= Website and app data records =
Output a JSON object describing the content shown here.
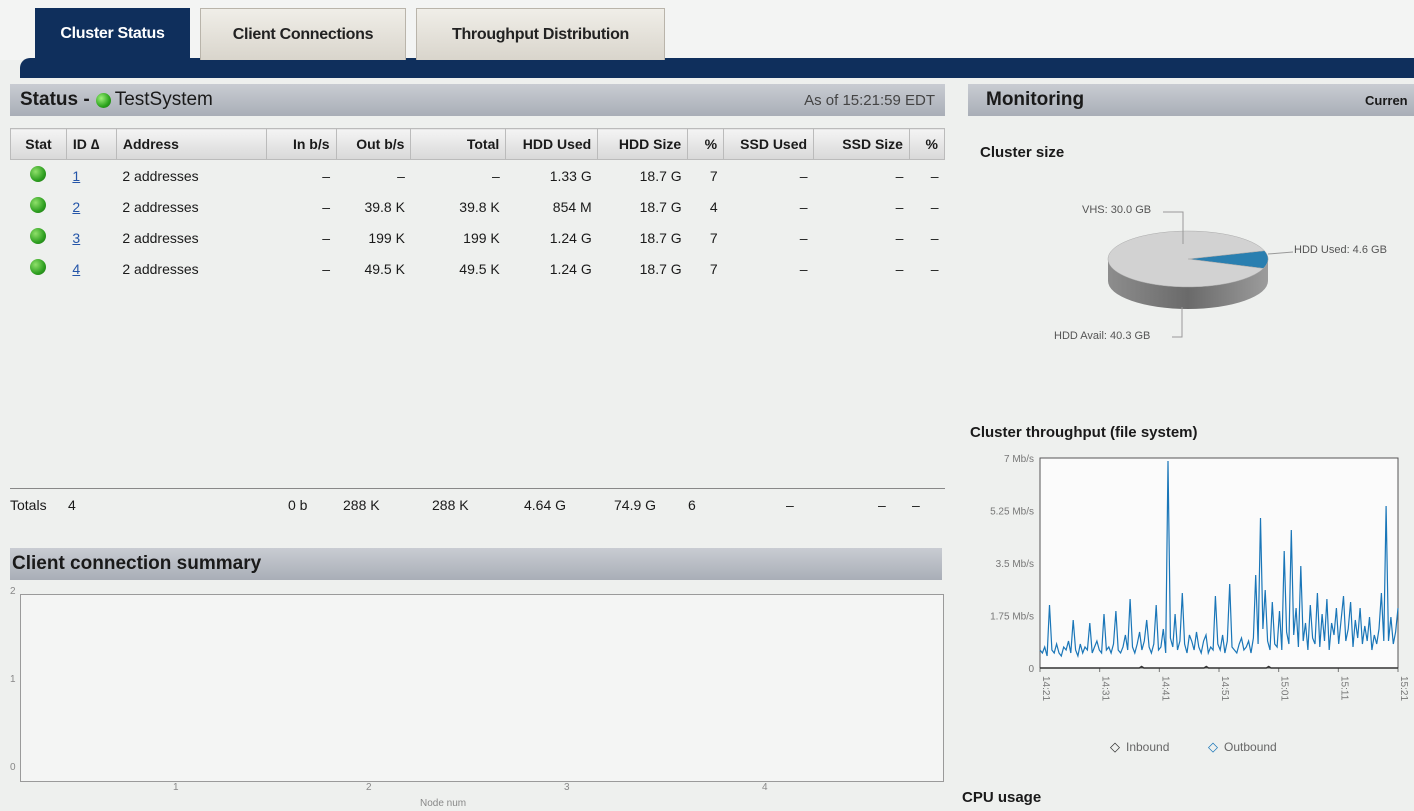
{
  "tabs": [
    {
      "label": "Cluster Status",
      "active": true
    },
    {
      "label": "Client Connections",
      "active": false
    },
    {
      "label": "Throughput Distribution",
      "active": false
    }
  ],
  "status": {
    "prefix": "Status -",
    "system_name": "TestSystem",
    "as_of": "As of 15:21:59 EDT"
  },
  "table": {
    "columns": [
      "Stat",
      "ID ∆",
      "Address",
      "In b/s",
      "Out b/s",
      "Total",
      "HDD Used",
      "HDD Size",
      "%",
      "SSD Used",
      "SSD Size",
      "%"
    ],
    "rows": [
      {
        "id": "1",
        "address": "2 addresses",
        "in": "–",
        "out": "–",
        "total": "–",
        "hdd_used": "1.33 G",
        "hdd_size": "18.7 G",
        "pct": "7",
        "ssd_used": "–",
        "ssd_size": "–",
        "ssd_pct": "–"
      },
      {
        "id": "2",
        "address": "2 addresses",
        "in": "–",
        "out": "39.8 K",
        "total": "39.8 K",
        "hdd_used": "854 M",
        "hdd_size": "18.7 G",
        "pct": "4",
        "ssd_used": "–",
        "ssd_size": "–",
        "ssd_pct": "–"
      },
      {
        "id": "3",
        "address": "2 addresses",
        "in": "–",
        "out": "199 K",
        "total": "199 K",
        "hdd_used": "1.24 G",
        "hdd_size": "18.7 G",
        "pct": "7",
        "ssd_used": "–",
        "ssd_size": "–",
        "ssd_pct": "–"
      },
      {
        "id": "4",
        "address": "2 addresses",
        "in": "–",
        "out": "49.5 K",
        "total": "49.5 K",
        "hdd_used": "1.24 G",
        "hdd_size": "18.7 G",
        "pct": "7",
        "ssd_used": "–",
        "ssd_size": "–",
        "ssd_pct": "–"
      }
    ],
    "totals": {
      "label": "Totals",
      "count": "4",
      "in": "0 b",
      "out": "288 K",
      "total": "288 K",
      "hdd_used": "4.64 G",
      "hdd_size": "74.9 G",
      "pct": "6",
      "ssd_used": "–",
      "ssd_size": "–",
      "ssd_pct": "–"
    }
  },
  "client_summary": {
    "title": "Client connection summary",
    "y_ticks": [
      "2",
      "1",
      "0"
    ],
    "x_ticks": [
      "1",
      "2",
      "3",
      "4"
    ],
    "x_label": "Node num"
  },
  "monitoring": {
    "title": "Monitoring",
    "right_text": "Curren",
    "cluster_size_title": "Cluster size",
    "throughput_title": "Cluster throughput (file system)",
    "cpu_title": "CPU usage"
  },
  "chart_data": [
    {
      "type": "pie",
      "title": "Cluster size",
      "slices": [
        {
          "label": "HDD Used: 4.6 GB",
          "value": 4.6,
          "color": "#2a7fb0"
        },
        {
          "label": "HDD Avail: 40.3 GB",
          "value": 40.3,
          "color": "#b5b5b5"
        }
      ],
      "annotations": [
        "VHS: 30.0 GB"
      ]
    },
    {
      "type": "line",
      "title": "Cluster throughput (file system)",
      "y_ticks": [
        "7 Mb/s",
        "5.25 Mb/s",
        "3.5 Mb/s",
        "1.75 Mb/s",
        "0"
      ],
      "ylim": [
        0,
        7
      ],
      "x_ticks": [
        "14:21",
        "14:31",
        "14:41",
        "14:51",
        "15:01",
        "15:11",
        "15:21"
      ],
      "legend": [
        "Inbound",
        "Outbound"
      ],
      "series": [
        {
          "name": "Inbound",
          "color": "#333333",
          "values": [
            0,
            0,
            0,
            0,
            0,
            0,
            0,
            0,
            0,
            0,
            0,
            0,
            0,
            0,
            0,
            0,
            0,
            0,
            0,
            0,
            0,
            0,
            0,
            0,
            0,
            0,
            0,
            0,
            0,
            0,
            0,
            0,
            0,
            0,
            0,
            0,
            0,
            0,
            0,
            0,
            0,
            0,
            0,
            0,
            0.05,
            0,
            0,
            0,
            0,
            0,
            0,
            0,
            0,
            0,
            0,
            0,
            0,
            0,
            0,
            0,
            0,
            0,
            0,
            0,
            0,
            0,
            0,
            0,
            0,
            0,
            0,
            0,
            0.05,
            0,
            0,
            0,
            0,
            0,
            0,
            0,
            0,
            0,
            0,
            0,
            0,
            0,
            0,
            0,
            0,
            0,
            0,
            0,
            0,
            0,
            0,
            0,
            0,
            0,
            0,
            0.05,
            0,
            0,
            0,
            0,
            0,
            0,
            0,
            0,
            0,
            0,
            0,
            0,
            0,
            0,
            0,
            0,
            0,
            0,
            0,
            0,
            0,
            0,
            0,
            0,
            0,
            0,
            0,
            0,
            0,
            0,
            0,
            0,
            0,
            0,
            0,
            0,
            0,
            0,
            0,
            0,
            0,
            0,
            0,
            0,
            0,
            0,
            0,
            0,
            0,
            0,
            0,
            0,
            0,
            0,
            0,
            0
          ]
        },
        {
          "name": "Outbound",
          "color": "#1a76b8",
          "values": [
            0.6,
            0.5,
            0.7,
            0.4,
            2.1,
            0.6,
            0.5,
            0.8,
            0.5,
            0.4,
            0.7,
            0.6,
            0.9,
            0.5,
            1.6,
            0.6,
            0.4,
            0.8,
            0.5,
            0.7,
            0.6,
            1.5,
            0.5,
            0.7,
            0.9,
            0.6,
            0.5,
            1.8,
            0.6,
            0.7,
            0.5,
            0.8,
            1.9,
            0.6,
            0.5,
            0.7,
            1.1,
            0.6,
            2.3,
            0.7,
            0.5,
            0.8,
            1.2,
            0.6,
            0.9,
            1.6,
            0.7,
            0.5,
            0.8,
            2.1,
            0.6,
            0.7,
            1.3,
            0.5,
            6.9,
            1.0,
            0.7,
            1.8,
            0.6,
            0.9,
            2.5,
            0.8,
            0.5,
            1.1,
            0.9,
            0.6,
            1.2,
            0.7,
            0.5,
            0.9,
            1.1,
            0.5,
            0.7,
            0.6,
            2.4,
            0.8,
            0.6,
            1.1,
            0.5,
            0.9,
            2.8,
            0.7,
            0.6,
            0.5,
            0.8,
            1.0,
            0.6,
            0.7,
            0.9,
            0.5,
            1.0,
            3.1,
            0.8,
            5.0,
            1.3,
            2.6,
            0.9,
            0.6,
            2.2,
            0.8,
            0.7,
            1.9,
            0.6,
            3.9,
            1.2,
            0.8,
            4.6,
            1.1,
            2.0,
            0.7,
            3.4,
            0.9,
            1.5,
            0.6,
            2.1,
            1.0,
            0.8,
            2.5,
            0.7,
            1.8,
            0.9,
            2.3,
            0.6,
            1.5,
            1.1,
            2.0,
            0.8,
            1.6,
            2.4,
            0.9,
            1.3,
            2.2,
            0.7,
            1.6,
            1.0,
            2.0,
            0.8,
            1.4,
            0.9,
            1.7,
            0.6,
            1.1,
            0.8,
            1.3,
            2.5,
            0.9,
            5.4,
            0.9,
            1.7,
            0.8,
            1.2,
            2.0
          ]
        }
      ]
    }
  ]
}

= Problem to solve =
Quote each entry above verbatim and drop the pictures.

= Result for this exercise =
Output a JSON object describing the content shown here.
{
  "tabs": [
    {
      "label": "Cluster Status",
      "active": true
    },
    {
      "label": "Client Connections",
      "active": false
    },
    {
      "label": "Throughput Distribution",
      "active": false
    }
  ],
  "status": {
    "prefix": "Status -",
    "system_name": "TestSystem",
    "as_of": "As of 15:21:59 EDT"
  },
  "table": {
    "columns": [
      "Stat",
      "ID ∆",
      "Address",
      "In b/s",
      "Out b/s",
      "Total",
      "HDD Used",
      "HDD Size",
      "%",
      "SSD Used",
      "SSD Size",
      "%"
    ],
    "rows": [
      {
        "id": "1",
        "address": "2 addresses",
        "in": "–",
        "out": "–",
        "total": "–",
        "hdd_used": "1.33 G",
        "hdd_size": "18.7 G",
        "pct": "7",
        "ssd_used": "–",
        "ssd_size": "–",
        "ssd_pct": "–"
      },
      {
        "id": "2",
        "address": "2 addresses",
        "in": "–",
        "out": "39.8 K",
        "total": "39.8 K",
        "hdd_used": "854 M",
        "hdd_size": "18.7 G",
        "pct": "4",
        "ssd_used": "–",
        "ssd_size": "–",
        "ssd_pct": "–"
      },
      {
        "id": "3",
        "address": "2 addresses",
        "in": "–",
        "out": "199 K",
        "total": "199 K",
        "hdd_used": "1.24 G",
        "hdd_size": "18.7 G",
        "pct": "7",
        "ssd_used": "–",
        "ssd_size": "–",
        "ssd_pct": "–"
      },
      {
        "id": "4",
        "address": "2 addresses",
        "in": "–",
        "out": "49.5 K",
        "total": "49.5 K",
        "hdd_used": "1.24 G",
        "hdd_size": "18.7 G",
        "pct": "7",
        "ssd_used": "–",
        "ssd_size": "–",
        "ssd_pct": "–"
      }
    ],
    "totals": {
      "label": "Totals",
      "count": "4",
      "in": "0 b",
      "out": "288 K",
      "total": "288 K",
      "hdd_used": "4.64 G",
      "hdd_size": "74.9 G",
      "pct": "6",
      "ssd_used": "–",
      "ssd_size": "–",
      "ssd_pct": "–"
    }
  },
  "client_summary": {
    "title": "Client connection summary",
    "y_ticks": [
      "2",
      "1",
      "0"
    ],
    "x_ticks": [
      "1",
      "2",
      "3",
      "4"
    ],
    "x_label": "Node num"
  },
  "monitoring": {
    "title": "Monitoring",
    "right_text": "Curren",
    "cluster_size_title": "Cluster size",
    "throughput_title": "Cluster throughput (file system)",
    "cpu_title": "CPU usage"
  },
  "chart_data": [
    {
      "type": "pie",
      "title": "Cluster size",
      "slices": [
        {
          "label": "HDD Used: 4.6 GB",
          "value": 4.6,
          "color": "#2a7fb0"
        },
        {
          "label": "HDD Avail: 40.3 GB",
          "value": 40.3,
          "color": "#b5b5b5"
        }
      ],
      "annotations": [
        "VHS: 30.0 GB"
      ]
    },
    {
      "type": "line",
      "title": "Cluster throughput (file system)",
      "y_ticks": [
        "7 Mb/s",
        "5.25 Mb/s",
        "3.5 Mb/s",
        "1.75 Mb/s",
        "0"
      ],
      "ylim": [
        0,
        7
      ],
      "x_ticks": [
        "14:21",
        "14:31",
        "14:41",
        "14:51",
        "15:01",
        "15:11",
        "15:21"
      ],
      "legend": [
        "Inbound",
        "Outbound"
      ],
      "series": [
        {
          "name": "Inbound",
          "color": "#333333",
          "values": [
            0,
            0,
            0,
            0,
            0,
            0,
            0,
            0,
            0,
            0,
            0,
            0,
            0,
            0,
            0,
            0,
            0,
            0,
            0,
            0,
            0,
            0,
            0,
            0,
            0,
            0,
            0,
            0,
            0,
            0,
            0,
            0,
            0,
            0,
            0,
            0,
            0,
            0,
            0,
            0,
            0,
            0,
            0,
            0,
            0.05,
            0,
            0,
            0,
            0,
            0,
            0,
            0,
            0,
            0,
            0,
            0,
            0,
            0,
            0,
            0,
            0,
            0,
            0,
            0,
            0,
            0,
            0,
            0,
            0,
            0,
            0,
            0,
            0.05,
            0,
            0,
            0,
            0,
            0,
            0,
            0,
            0,
            0,
            0,
            0,
            0,
            0,
            0,
            0,
            0,
            0,
            0,
            0,
            0,
            0,
            0,
            0,
            0,
            0,
            0,
            0.05,
            0,
            0,
            0,
            0,
            0,
            0,
            0,
            0,
            0,
            0,
            0,
            0,
            0,
            0,
            0,
            0,
            0,
            0,
            0,
            0,
            0,
            0,
            0,
            0,
            0,
            0,
            0,
            0,
            0,
            0,
            0,
            0,
            0,
            0,
            0,
            0,
            0,
            0,
            0,
            0,
            0,
            0,
            0,
            0,
            0,
            0,
            0,
            0,
            0,
            0,
            0,
            0,
            0,
            0,
            0,
            0
          ]
        },
        {
          "name": "Outbound",
          "color": "#1a76b8",
          "values": [
            0.6,
            0.5,
            0.7,
            0.4,
            2.1,
            0.6,
            0.5,
            0.8,
            0.5,
            0.4,
            0.7,
            0.6,
            0.9,
            0.5,
            1.6,
            0.6,
            0.4,
            0.8,
            0.5,
            0.7,
            0.6,
            1.5,
            0.5,
            0.7,
            0.9,
            0.6,
            0.5,
            1.8,
            0.6,
            0.7,
            0.5,
            0.8,
            1.9,
            0.6,
            0.5,
            0.7,
            1.1,
            0.6,
            2.3,
            0.7,
            0.5,
            0.8,
            1.2,
            0.6,
            0.9,
            1.6,
            0.7,
            0.5,
            0.8,
            2.1,
            0.6,
            0.7,
            1.3,
            0.5,
            6.9,
            1.0,
            0.7,
            1.8,
            0.6,
            0.9,
            2.5,
            0.8,
            0.5,
            1.1,
            0.9,
            0.6,
            1.2,
            0.7,
            0.5,
            0.9,
            1.1,
            0.5,
            0.7,
            0.6,
            2.4,
            0.8,
            0.6,
            1.1,
            0.5,
            0.9,
            2.8,
            0.7,
            0.6,
            0.5,
            0.8,
            1.0,
            0.6,
            0.7,
            0.9,
            0.5,
            1.0,
            3.1,
            0.8,
            5.0,
            1.3,
            2.6,
            0.9,
            0.6,
            2.2,
            0.8,
            0.7,
            1.9,
            0.6,
            3.9,
            1.2,
            0.8,
            4.6,
            1.1,
            2.0,
            0.7,
            3.4,
            0.9,
            1.5,
            0.6,
            2.1,
            1.0,
            0.8,
            2.5,
            0.7,
            1.8,
            0.9,
            2.3,
            0.6,
            1.5,
            1.1,
            2.0,
            0.8,
            1.6,
            2.4,
            0.9,
            1.3,
            2.2,
            0.7,
            1.6,
            1.0,
            2.0,
            0.8,
            1.4,
            0.9,
            1.7,
            0.6,
            1.1,
            0.8,
            1.3,
            2.5,
            0.9,
            5.4,
            0.9,
            1.7,
            0.8,
            1.2,
            2.0
          ]
        }
      ]
    }
  ]
}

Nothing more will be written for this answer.